But this wasn’t just an aesthetic exercise. Sure, I’d spent hours scrolling through images of grainy SCCA events, the Terlingua cars hammering through corners. I’d watched and rewatched Bullitt. But I wasn’t building an Eleanor or some cosplay racer. My garage is half an hour from the Tail of the Dragon, U.S. Route 129. I needed this car to be capable of hounding a tourist in a new Corvette up and down the hollers between Tennessee and North Carolina. That meant Porterfield pads and a Borgeson steering conversion, gracing the car with a steering ratio quicker than a Miata. It meant an aggressive limited-slip differential and a 3.55 gear. An aluminum driveshaft and a 13-pound flywheel. Tri-Y headers breathing out barely muffled side-exit pipes. It meant giving the car all of the menace that the exterior promised.
Inside, I abandoned the factory gauges. I wanted the Stewart-Warner dials found in the Cobra, but modern reproductions don’t have a sterling reputation, so I settled on AutoMeter’s take on the same. And because this car pulls double duty as both back-road weapon and road-trip darling, it needed to have a decent stereo. I sent the previous owner’s gross single-DIN CD player to the dumpster, sourced a factory FoMoCo FM unit, and had its innards replaced with an Aurora Design Bluetooth system.
So much of modifying a car comes down to feel. Sometimes that’s the physical touch of the thing. Does the sideview mirror telegraph cold chrome or cheap plastic? Does the shifter notch into gear or flop over, lifeless? Other times, it’s what the components evoke inside you. The emotions they stir up in your chest in spite of yourself. When you’re behind the wheel, your field of view narrows to a handful of bits: the gauges, the wheel, a mirror or two. Get those wrong and it’ll feel like a poorly tuned guitar.
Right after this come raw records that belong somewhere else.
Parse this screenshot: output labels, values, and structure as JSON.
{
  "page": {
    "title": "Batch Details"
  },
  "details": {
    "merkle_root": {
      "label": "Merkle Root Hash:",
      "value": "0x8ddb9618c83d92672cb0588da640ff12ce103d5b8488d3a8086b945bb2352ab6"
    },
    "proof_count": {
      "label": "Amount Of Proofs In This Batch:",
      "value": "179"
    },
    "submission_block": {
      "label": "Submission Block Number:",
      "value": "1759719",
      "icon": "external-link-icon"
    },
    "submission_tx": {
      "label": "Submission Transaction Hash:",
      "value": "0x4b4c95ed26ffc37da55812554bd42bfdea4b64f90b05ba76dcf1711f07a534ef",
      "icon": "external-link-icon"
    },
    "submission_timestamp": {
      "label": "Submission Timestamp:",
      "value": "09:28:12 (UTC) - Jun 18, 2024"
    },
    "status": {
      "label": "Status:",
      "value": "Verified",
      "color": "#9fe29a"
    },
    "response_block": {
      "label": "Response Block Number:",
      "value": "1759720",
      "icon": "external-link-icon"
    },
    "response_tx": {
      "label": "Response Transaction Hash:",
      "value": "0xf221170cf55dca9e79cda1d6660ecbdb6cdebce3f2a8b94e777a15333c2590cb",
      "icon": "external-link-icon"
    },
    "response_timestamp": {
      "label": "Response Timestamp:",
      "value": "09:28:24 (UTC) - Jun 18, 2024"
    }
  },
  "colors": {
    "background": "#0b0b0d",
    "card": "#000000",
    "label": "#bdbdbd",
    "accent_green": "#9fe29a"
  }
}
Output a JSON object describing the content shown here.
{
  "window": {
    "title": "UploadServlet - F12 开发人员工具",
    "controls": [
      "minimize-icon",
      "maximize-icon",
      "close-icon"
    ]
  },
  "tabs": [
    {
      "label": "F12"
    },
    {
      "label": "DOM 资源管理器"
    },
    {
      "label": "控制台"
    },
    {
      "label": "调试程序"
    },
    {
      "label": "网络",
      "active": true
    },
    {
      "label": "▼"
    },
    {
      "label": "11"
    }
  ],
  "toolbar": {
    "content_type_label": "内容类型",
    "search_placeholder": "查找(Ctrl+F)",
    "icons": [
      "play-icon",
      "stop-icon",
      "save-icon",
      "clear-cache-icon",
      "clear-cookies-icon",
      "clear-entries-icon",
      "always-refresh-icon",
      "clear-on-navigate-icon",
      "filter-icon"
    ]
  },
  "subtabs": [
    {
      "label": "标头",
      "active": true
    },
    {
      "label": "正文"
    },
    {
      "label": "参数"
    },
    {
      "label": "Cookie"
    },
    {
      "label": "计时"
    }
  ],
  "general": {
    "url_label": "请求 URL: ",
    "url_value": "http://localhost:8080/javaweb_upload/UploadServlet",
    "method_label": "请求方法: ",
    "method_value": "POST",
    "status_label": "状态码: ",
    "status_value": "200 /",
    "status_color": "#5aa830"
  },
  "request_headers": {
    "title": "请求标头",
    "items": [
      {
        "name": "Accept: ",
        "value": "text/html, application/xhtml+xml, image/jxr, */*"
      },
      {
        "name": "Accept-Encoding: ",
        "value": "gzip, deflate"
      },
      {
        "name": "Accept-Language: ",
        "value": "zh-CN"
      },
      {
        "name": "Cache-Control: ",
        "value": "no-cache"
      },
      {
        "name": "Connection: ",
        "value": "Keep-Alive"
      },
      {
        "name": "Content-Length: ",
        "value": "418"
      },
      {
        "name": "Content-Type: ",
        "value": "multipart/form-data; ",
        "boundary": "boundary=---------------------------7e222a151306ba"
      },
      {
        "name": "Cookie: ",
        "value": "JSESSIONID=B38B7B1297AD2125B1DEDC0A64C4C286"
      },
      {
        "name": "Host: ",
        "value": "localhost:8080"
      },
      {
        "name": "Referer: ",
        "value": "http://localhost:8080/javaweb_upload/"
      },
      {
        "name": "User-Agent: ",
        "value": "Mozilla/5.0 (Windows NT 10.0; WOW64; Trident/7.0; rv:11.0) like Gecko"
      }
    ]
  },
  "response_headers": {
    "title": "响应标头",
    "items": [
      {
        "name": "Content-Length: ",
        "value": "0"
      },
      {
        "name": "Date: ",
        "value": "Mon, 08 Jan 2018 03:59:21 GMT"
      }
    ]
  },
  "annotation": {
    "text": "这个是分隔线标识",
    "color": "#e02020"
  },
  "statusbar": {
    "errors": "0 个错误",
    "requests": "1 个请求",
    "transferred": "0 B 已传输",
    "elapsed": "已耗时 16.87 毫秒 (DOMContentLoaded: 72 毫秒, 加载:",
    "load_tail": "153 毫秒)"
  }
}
Maybe that’s why it took me so long to find a steering wheel.
Having spent some time in a friend’s 289 Cobra, I knew I wanted a Moto-Lita, but a wood-rimmed hoop seemed out of place in the all-black cabin. Half a bottle of Willett and some eBay scrolling returned an immaculately hammered leather-wrapped tri-spoke. All black, with the cursive “Excalibur” barely visible just below the horn. Perfect.
Somewhere along the way, I accidentally built something I hadn’t had since I was 20 and sold my street/track Civic to buy our first family vehicle: my car. A machine built expressly around how I enjoy spending time. My wife, Beth, and I began taking it everywhere. Finding excuses to pile in and head off for the hills for impromptu overnights in Highlands or Asheville in North Carolina. Daring January snows and mid-June rainstorms. Arcing this ancient, hammered Mustang from one glorious apex to the next, the tired 302 shouting at the river and trees along the way. Or picking up our daughter from school, letting her slot that cue-ball shifter from one gear to the next from the passenger seat.
The shock is not how well the car drives or the wide smile of everyone I put behind the wheel. It’s how the world responds to this tattered old Mustang. It is universally loved. Regardless of age, gender, race, or creed, people smile at it. Have a kind word for it. The old guys who had one in high school see something more accurate than the Barrett-Jackson beauties that clog our Instagram feeds. The baristas see something more genuine than the usual parade of Teslas. In all my days of driving, I’ve never experienced anything like it. Sure, the Mustang is an American touchstone, a bit of the blood and bone of us, but it’s more than that. This car shows its faults and bruises, and despite its black hat stance and antisocial exhaust, that makes it approachable.
Makes it a thing worth loving. Maybe that’s what all of this chipping paint and dented metal offers us: a measure of honesty. Proof of the past. In a world so obsessed with the appearance of perfection and brighter futures, that’s more valuable than any concours trophy.